The Heart of the World

I recently had the pleasure to meet Los Mamos de la Sierra Nevada de Santa Marta at an environmental philanthropy forum in Miami sponsored by Poder, a Latin American business magazine.

The Mamos are known as the “Elder Brothers” of the Sierra Nevada mountain range in Colombia – an area they call “the Heart of the World.” The health of their mountains, they believe, reflects the health of our planet. I agree.

The Sierra Nevada are the world’s tallest coastal mountain range. They rise from the temperate Caribbean coast into snow-capped mountains almost 20,000 feet high that feed 35 watersheds. These watersheds support the area’s 1.5 million residents, the nearby farming plains, and the region’s 50,000 indigenous people.

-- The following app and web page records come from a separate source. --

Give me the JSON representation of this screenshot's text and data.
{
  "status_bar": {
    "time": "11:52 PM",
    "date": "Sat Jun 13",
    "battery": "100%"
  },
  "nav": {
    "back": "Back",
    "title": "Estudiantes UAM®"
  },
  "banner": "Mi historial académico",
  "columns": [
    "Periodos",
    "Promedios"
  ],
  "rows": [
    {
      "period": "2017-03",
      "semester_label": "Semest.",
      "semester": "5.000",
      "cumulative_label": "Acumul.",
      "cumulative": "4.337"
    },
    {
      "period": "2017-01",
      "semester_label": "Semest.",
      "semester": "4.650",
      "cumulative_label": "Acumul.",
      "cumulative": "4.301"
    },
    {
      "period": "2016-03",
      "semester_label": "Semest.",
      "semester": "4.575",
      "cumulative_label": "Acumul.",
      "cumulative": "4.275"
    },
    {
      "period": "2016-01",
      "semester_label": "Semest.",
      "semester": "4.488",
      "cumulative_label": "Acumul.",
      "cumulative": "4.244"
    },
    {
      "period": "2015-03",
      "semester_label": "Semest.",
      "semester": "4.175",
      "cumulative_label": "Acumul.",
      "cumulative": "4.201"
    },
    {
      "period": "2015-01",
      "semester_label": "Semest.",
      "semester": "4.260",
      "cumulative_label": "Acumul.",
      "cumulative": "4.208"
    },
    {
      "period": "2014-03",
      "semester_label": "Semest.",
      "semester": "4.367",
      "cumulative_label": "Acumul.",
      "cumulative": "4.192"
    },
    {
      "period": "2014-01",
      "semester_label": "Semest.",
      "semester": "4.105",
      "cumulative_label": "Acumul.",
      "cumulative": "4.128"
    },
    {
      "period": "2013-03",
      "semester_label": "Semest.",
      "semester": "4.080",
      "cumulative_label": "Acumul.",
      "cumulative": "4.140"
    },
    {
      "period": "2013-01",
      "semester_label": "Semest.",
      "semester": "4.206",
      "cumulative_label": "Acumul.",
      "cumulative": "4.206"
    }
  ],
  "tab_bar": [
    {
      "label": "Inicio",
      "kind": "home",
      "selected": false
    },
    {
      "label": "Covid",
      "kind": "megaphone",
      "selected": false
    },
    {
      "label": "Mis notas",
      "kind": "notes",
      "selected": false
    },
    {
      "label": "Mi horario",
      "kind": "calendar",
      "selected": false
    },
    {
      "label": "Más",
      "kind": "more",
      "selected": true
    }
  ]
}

Once you get above around 10,000 feet, 100 percent of the reptiles and amphibians can be found nowhere else in the world but in the Sierra. The mountains boast well over 3,000 different species of plants, and play host to the migratory birds traveling between South America and the US and Canada. They are home to people speaking a language found nowhere else in the world.

But as the Mamos will tell you, the “Heart of the World” is changing. And rapidly.

Snowcaps are shrinking. Rivers and streams are drying up. Biodiversity is declining. The soil is eroding. And the birds are flying elsewhere.  This is happening in the heart of the world and, I’m sad to say, spreading throughout the earth’s biosystems.

The story of the Mamos, and of global warming changing their way of life, is not the last chapter in an anthropology book, but the first chapter in the book of all of us. Climate change will get us all if we don’t act fast, and act strongly.

The United States, with 5 percent of the world’s population, is responsible for 25 percent of the world’s global warming pollution. So for those of us in the U.S. and in big cities throughout Latin America, our job is to adopt the policies and practices that will solve the global climate crisis. Energy efficiency. Renewable energy. Market transformation. And to do all of this in a big way.

Some say wait. But as the Elder Brothers will tell you, the planet is not waiting.

Some say it’s too expensive. The truth is, it’s too expensive to keep wasting energy and using dirty energy.

The longer we wait, the dirtier the air and water, the more costly the switch to clean energy. The longer we wait, the more we’ll lose of human history. The more we’ll lose of our culture and the natural world around us. And, as the Elders will tell you, the more we’ll lose of our heart.